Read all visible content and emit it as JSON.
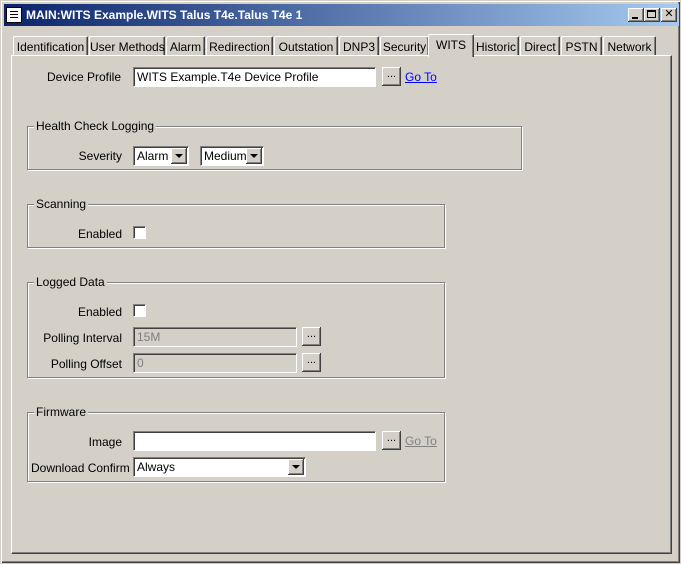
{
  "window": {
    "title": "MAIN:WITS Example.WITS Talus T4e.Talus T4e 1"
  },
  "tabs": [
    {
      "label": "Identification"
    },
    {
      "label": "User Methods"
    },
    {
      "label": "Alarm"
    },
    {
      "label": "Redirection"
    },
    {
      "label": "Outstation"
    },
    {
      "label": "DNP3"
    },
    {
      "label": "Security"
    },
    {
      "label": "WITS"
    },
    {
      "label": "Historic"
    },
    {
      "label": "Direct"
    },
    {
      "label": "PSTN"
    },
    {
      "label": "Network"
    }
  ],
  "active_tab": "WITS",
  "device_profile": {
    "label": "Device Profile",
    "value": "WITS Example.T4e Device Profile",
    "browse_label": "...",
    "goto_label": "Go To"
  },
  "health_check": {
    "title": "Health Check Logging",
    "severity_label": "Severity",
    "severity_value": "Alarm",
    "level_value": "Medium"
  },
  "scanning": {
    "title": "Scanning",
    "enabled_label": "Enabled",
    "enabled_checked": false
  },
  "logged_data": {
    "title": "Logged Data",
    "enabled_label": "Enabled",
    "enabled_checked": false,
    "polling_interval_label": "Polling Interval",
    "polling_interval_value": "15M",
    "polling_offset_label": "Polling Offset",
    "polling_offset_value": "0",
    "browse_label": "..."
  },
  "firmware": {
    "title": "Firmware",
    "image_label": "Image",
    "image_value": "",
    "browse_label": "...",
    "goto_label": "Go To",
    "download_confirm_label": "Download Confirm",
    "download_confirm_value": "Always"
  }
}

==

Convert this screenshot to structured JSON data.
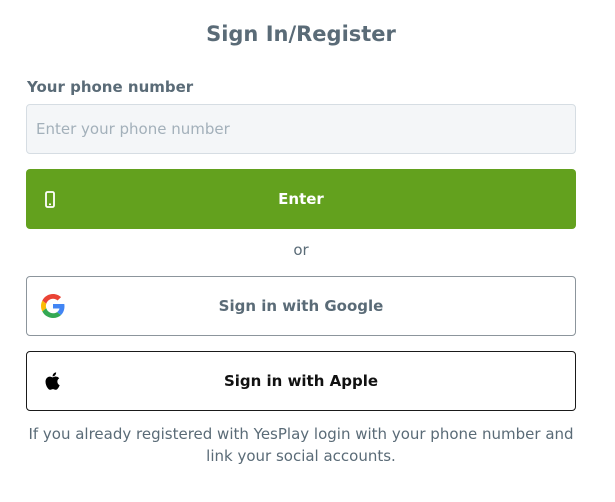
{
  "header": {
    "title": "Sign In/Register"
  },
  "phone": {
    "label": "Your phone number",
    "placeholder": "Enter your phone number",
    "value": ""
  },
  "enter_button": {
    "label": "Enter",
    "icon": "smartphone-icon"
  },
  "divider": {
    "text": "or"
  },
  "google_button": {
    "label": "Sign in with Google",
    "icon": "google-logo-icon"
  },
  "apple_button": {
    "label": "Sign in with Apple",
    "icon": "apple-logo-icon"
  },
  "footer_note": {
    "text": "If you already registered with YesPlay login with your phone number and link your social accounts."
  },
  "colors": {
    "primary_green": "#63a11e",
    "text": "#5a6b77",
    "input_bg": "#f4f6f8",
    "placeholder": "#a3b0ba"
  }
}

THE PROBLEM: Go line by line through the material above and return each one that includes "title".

OUTPUT OF THE EXERCISE:
    "title": "MAIN:WITS Example.WITS Talus T4e.Talus T4e 1"
    "title": "Health Check Logging",
    "title": "Scanning",
    "title": "Logged Data",
    "title": "Firmware",
    "title": "Sign In/Register"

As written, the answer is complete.